“But those songs are expressions of men's fantasies,” the frizzy-haired woman says. “How about ‘I Want a Hot Dog for My Roll'?”

“By Butterbeans & Susie?” a bike messenger with stringy hair asks. I'm gratified to see that I've enhanced Boston's often cramped sense of civic engagement by inspiring such a lively discussion among total strangers, except for me and Bink, who are each strange in our own way.

Butterbeans & Susie

“Yes,” the woman replies.

“I don't know,” Bink says. “All these songs sound vaguely—disreputable.”

I catch his drift. Jazz, R&B, black novelty acts—it's all music from the ”wrong side of the tracks.”

“You're right, Bink,” I say. “What you need is music that's so well-established and esteemed it's approved by the federal government of the U-S of A.”

Ferdinand “Jelly Roll” Morton

“Yes,” Bink says, his gaze fixed on a point in the middle distance. “I want something that's as safe as a U.S. Treasury bill—like John Philip Sousa.”

“So I suggest the unexpurgated version of 'Winin' Boy' by Jelly Roll Morton,” I say. ”It's on a Library of Congress recording!”

“How's that go?” Bink asks.

“Like this,” I reply. A young man in the back takes the iPod buds out of his ears as I begin to sing.

A nickel's worth of beefsteak, a dime's worth of lard.
A nickel's worth of beefsteak, a dime's worth of lard.
I'm gonna salivate your pussy 'til my peter gets hard.

The car is quiet. We have those little silent TV screens in our elevators, so I figure everyone's looking at the Red Sox score.

Library of Congress

“That's really in the Library of Congress?” Bink asks, incredulous.

“Yep—your tax dollars at work. When you think of all the crap that our taxes pay for, it's good to know that every now and then we get some value for our money.”

The car glides to a stop at Bink's floor, and he steps off into the lobby.
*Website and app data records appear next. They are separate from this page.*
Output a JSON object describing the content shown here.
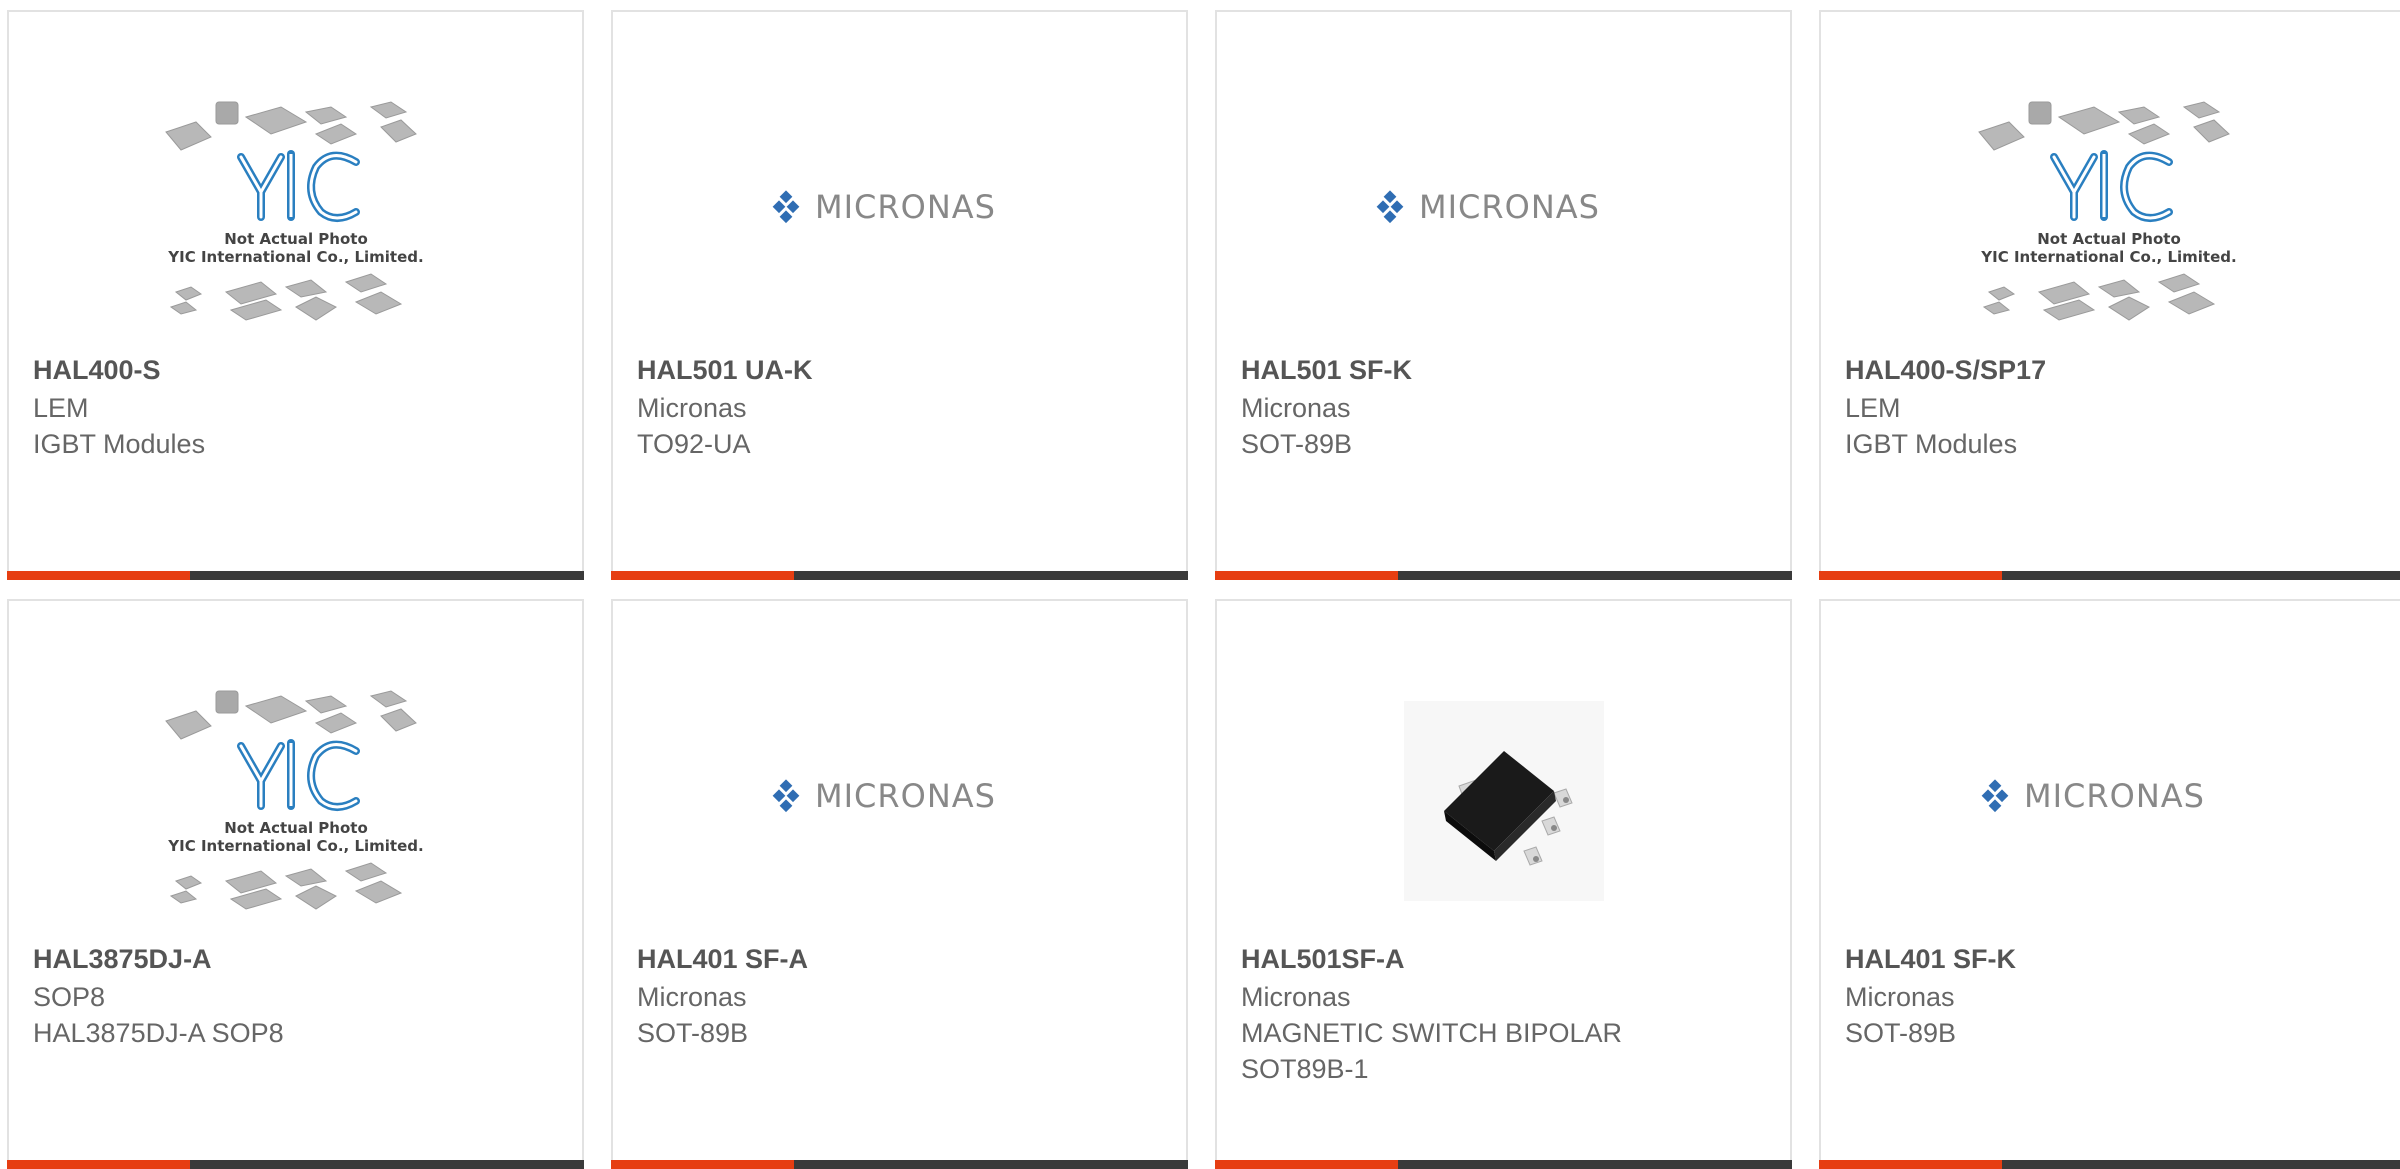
{
  "products": [
    {
      "part": "HAL400-S",
      "line1": "LEM",
      "line2": "IGBT Modules",
      "line3": "",
      "image": "yic-placeholder",
      "image_text_1": "Not Actual Photo",
      "image_text_2": "YIC International Co., Limited."
    },
    {
      "part": "HAL501 UA-K",
      "line1": "Micronas",
      "line2": "TO92-UA",
      "line3": "",
      "image": "micronas-logo",
      "logo_text": "MICRONAS"
    },
    {
      "part": "HAL501 SF-K",
      "line1": "Micronas",
      "line2": "SOT-89B",
      "line3": "",
      "image": "micronas-logo",
      "logo_text": "MICRONAS"
    },
    {
      "part": "HAL400-S/SP17",
      "line1": "LEM",
      "line2": "IGBT Modules",
      "line3": "",
      "image": "yic-placeholder",
      "image_text_1": "Not Actual Photo",
      "image_text_2": "YIC International Co., Limited."
    },
    {
      "part": "HAL3875DJ-A",
      "line1": "SOP8",
      "line2": "HAL3875DJ-A SOP8",
      "line3": "",
      "image": "yic-placeholder",
      "image_text_1": "Not Actual Photo",
      "image_text_2": "YIC International Co., Limited."
    },
    {
      "part": "HAL401 SF-A",
      "line1": "Micronas",
      "line2": "SOT-89B",
      "line3": "",
      "image": "micronas-logo",
      "logo_text": "MICRONAS"
    },
    {
      "part": "HAL501SF-A",
      "line1": "Micronas",
      "line2": "MAGNETIC SWITCH BIPOLAR",
      "line3": "SOT89B-1",
      "image": "chip-photo"
    },
    {
      "part": "HAL401 SF-K",
      "line1": "Micronas",
      "line2": "SOT-89B",
      "line3": "",
      "image": "micronas-logo",
      "logo_text": "MICRONAS"
    }
  ],
  "colors": {
    "accent": "#e63e12",
    "bar": "#3a3a3a",
    "micronas_blue": "#2f6db3",
    "yic_blue": "#2a7fc0"
  }
}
“Well, uh, thanks for the suggestions,” he says. “You know, whenever we have these little talks I always end up feeling . . . “

“Better?” I say as he hesitates.